» The problem:
In the material below, find every line with "this" and pull it out.

┄┄┄┄┄┄┄┄┄┄

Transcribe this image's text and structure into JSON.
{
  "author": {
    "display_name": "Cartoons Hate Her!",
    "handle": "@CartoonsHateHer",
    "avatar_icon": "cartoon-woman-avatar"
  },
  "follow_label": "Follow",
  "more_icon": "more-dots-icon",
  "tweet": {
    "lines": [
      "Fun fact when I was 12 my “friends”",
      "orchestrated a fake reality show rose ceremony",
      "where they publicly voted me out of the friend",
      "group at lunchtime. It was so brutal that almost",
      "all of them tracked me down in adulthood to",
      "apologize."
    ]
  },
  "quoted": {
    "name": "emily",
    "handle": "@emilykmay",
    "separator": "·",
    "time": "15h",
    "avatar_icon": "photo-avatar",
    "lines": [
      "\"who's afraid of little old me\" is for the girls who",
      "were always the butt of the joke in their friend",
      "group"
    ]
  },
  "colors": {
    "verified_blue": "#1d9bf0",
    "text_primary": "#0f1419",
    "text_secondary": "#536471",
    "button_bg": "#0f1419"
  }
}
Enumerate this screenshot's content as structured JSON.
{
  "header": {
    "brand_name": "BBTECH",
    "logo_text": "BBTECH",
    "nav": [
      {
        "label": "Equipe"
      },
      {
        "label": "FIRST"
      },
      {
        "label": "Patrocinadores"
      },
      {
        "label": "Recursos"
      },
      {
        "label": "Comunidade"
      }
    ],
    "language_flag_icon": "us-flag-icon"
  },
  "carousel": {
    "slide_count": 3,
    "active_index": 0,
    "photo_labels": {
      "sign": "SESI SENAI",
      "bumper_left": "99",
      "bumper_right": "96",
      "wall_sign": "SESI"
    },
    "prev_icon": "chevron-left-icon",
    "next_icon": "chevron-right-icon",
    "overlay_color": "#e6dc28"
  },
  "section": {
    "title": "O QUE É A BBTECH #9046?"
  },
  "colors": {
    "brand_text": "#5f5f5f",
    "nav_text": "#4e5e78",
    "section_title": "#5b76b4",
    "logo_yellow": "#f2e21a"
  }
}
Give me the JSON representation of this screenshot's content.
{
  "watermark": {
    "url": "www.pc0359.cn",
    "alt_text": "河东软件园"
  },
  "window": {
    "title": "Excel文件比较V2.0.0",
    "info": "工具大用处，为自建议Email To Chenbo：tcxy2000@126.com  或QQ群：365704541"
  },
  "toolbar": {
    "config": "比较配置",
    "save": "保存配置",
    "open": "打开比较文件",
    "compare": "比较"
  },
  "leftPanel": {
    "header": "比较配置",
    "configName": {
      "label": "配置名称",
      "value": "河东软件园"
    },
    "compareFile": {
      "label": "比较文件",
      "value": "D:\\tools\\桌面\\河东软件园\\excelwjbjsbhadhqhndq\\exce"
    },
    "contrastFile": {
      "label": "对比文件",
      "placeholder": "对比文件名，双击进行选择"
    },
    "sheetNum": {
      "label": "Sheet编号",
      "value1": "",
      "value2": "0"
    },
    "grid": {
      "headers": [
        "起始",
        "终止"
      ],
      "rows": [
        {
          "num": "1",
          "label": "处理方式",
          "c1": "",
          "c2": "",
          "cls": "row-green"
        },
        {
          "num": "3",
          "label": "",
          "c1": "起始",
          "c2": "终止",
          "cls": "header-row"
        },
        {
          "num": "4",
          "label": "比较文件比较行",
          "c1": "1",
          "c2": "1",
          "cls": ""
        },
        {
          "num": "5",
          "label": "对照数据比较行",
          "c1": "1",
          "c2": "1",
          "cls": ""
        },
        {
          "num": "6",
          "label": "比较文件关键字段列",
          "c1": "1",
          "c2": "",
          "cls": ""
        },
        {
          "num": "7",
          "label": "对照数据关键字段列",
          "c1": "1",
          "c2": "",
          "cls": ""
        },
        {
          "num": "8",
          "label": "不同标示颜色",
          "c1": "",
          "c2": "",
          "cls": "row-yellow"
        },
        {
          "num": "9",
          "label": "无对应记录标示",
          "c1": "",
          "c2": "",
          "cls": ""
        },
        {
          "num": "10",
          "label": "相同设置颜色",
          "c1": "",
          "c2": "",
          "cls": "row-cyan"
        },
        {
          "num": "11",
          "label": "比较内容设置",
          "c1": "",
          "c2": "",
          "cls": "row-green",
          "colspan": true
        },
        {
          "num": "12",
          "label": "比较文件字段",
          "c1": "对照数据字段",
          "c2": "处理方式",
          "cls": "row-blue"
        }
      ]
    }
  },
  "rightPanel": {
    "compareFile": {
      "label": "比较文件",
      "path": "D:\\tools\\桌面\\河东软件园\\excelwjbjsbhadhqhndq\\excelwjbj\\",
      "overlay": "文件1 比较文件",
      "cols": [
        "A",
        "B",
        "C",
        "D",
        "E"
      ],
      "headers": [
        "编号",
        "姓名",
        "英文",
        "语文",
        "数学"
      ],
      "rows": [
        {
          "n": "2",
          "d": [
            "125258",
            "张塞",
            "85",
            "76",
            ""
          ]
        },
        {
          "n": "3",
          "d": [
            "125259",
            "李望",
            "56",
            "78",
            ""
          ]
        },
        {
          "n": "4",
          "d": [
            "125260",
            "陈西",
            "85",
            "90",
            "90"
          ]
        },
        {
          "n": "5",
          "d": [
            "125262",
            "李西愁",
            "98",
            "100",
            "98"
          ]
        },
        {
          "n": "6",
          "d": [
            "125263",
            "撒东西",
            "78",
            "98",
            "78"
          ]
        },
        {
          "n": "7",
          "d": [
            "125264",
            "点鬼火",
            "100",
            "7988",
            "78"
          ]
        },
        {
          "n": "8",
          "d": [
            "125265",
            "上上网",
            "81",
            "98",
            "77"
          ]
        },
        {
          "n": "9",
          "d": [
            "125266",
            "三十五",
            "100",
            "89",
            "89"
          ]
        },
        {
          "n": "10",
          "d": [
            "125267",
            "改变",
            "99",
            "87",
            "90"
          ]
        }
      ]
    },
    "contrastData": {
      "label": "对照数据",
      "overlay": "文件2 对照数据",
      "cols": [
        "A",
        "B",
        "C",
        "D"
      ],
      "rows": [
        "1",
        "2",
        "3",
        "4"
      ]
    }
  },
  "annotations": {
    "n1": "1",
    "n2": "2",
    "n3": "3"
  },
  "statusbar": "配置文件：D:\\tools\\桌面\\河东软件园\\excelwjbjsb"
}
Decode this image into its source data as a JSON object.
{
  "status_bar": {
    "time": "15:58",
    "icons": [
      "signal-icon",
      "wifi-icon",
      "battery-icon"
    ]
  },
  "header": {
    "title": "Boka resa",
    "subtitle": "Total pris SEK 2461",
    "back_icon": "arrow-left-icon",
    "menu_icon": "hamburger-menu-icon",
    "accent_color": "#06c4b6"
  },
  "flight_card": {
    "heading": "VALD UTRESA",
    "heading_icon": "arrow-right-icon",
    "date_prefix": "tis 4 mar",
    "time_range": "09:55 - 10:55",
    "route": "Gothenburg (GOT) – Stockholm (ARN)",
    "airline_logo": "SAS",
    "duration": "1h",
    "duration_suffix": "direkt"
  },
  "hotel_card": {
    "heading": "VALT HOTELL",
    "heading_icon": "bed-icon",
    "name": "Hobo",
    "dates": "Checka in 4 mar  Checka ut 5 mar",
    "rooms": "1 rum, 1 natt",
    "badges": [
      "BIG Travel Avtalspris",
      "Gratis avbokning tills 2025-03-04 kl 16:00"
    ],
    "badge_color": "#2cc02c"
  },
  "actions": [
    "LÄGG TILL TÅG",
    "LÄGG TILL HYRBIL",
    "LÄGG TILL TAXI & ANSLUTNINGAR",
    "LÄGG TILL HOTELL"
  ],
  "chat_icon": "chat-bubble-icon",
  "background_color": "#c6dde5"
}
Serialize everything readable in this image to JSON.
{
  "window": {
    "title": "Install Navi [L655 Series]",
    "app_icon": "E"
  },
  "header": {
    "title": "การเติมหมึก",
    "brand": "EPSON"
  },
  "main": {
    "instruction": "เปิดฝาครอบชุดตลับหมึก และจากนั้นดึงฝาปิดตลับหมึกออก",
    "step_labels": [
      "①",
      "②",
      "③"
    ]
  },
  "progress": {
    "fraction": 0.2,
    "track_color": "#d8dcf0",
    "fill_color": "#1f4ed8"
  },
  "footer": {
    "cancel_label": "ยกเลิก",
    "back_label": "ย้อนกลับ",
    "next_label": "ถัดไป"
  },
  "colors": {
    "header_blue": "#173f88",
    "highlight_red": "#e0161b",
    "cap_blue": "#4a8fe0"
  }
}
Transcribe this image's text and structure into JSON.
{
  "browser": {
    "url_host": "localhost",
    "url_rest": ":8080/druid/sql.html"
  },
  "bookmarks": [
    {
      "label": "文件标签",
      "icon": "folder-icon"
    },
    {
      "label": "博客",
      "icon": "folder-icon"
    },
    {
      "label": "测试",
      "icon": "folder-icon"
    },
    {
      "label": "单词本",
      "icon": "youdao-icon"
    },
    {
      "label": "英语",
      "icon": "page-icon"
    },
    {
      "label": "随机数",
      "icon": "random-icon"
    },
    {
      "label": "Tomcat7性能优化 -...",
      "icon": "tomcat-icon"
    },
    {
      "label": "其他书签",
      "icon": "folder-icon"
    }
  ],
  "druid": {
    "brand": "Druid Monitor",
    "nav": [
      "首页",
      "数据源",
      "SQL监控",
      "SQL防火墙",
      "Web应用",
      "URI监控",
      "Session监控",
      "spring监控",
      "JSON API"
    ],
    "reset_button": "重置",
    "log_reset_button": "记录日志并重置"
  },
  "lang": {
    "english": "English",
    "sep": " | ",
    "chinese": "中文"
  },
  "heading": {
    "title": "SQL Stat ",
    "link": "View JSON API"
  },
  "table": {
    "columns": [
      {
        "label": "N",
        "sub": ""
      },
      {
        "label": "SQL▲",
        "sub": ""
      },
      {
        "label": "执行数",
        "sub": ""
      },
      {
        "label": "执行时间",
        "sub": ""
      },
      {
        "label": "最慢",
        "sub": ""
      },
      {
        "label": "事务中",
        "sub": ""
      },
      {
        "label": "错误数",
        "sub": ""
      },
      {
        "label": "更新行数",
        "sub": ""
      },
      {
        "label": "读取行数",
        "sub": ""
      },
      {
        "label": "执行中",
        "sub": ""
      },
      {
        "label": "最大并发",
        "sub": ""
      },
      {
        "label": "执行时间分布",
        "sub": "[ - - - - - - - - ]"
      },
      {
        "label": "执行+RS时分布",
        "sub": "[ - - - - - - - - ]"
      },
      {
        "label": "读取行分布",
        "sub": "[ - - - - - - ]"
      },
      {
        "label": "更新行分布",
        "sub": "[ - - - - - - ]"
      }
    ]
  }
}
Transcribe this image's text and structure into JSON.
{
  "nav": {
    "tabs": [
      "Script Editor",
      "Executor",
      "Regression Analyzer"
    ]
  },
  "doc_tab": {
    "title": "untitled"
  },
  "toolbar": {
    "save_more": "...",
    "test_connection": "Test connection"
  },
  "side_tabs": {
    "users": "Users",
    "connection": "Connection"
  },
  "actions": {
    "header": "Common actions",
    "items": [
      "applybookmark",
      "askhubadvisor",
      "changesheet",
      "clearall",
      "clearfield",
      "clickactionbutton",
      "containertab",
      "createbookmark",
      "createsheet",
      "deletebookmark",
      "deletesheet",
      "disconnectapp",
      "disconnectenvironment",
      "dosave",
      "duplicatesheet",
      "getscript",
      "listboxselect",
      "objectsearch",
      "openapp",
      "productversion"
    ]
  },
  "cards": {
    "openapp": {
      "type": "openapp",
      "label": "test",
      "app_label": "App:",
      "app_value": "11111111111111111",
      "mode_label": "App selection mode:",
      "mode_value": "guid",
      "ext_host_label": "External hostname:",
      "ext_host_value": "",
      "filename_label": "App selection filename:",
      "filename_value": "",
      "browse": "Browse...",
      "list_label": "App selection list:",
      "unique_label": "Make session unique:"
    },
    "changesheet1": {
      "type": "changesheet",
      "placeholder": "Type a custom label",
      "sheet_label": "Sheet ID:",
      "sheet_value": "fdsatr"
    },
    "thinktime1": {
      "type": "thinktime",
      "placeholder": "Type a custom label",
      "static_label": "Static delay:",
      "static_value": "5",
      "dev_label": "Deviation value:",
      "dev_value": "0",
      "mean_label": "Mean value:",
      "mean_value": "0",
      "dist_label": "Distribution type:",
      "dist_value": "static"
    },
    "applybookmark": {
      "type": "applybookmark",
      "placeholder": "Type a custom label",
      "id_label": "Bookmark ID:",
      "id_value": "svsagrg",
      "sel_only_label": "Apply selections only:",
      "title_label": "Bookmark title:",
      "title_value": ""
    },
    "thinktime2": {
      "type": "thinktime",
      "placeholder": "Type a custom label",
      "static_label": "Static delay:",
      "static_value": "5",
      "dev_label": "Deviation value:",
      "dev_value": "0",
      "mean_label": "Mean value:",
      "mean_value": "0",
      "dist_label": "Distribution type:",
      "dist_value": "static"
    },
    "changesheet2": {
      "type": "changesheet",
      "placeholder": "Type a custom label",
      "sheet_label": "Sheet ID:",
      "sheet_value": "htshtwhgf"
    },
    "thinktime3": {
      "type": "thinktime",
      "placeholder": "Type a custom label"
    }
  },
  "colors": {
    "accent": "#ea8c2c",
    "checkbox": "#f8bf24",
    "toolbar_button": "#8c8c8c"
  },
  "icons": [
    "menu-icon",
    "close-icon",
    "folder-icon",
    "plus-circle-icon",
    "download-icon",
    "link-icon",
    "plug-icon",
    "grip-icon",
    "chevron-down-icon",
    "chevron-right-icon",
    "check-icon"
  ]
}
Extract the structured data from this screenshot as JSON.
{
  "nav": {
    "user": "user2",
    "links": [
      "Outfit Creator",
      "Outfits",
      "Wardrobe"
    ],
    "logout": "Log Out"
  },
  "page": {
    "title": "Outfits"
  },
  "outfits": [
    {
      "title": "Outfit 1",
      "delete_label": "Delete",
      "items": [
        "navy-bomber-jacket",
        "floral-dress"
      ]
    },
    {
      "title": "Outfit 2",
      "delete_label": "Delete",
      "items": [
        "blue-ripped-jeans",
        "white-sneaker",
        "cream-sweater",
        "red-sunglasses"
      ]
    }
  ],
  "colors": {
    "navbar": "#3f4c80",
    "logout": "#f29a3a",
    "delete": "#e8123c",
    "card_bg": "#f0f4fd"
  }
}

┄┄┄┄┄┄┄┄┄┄

» Written reply:
Transcribe this image's text and structure into JSON.
Enumerate this screenshot's content as structured JSON.
Give me the JSON representation of this screenshot's content.
Decode this image into its source data as a JSON object.
Serialize everything readable in this image to JSON.
Transcribe this image's text and structure into JSON.
Transcribe this image's text and structure into JSON.
Extract the structured data from this screenshot as JSON.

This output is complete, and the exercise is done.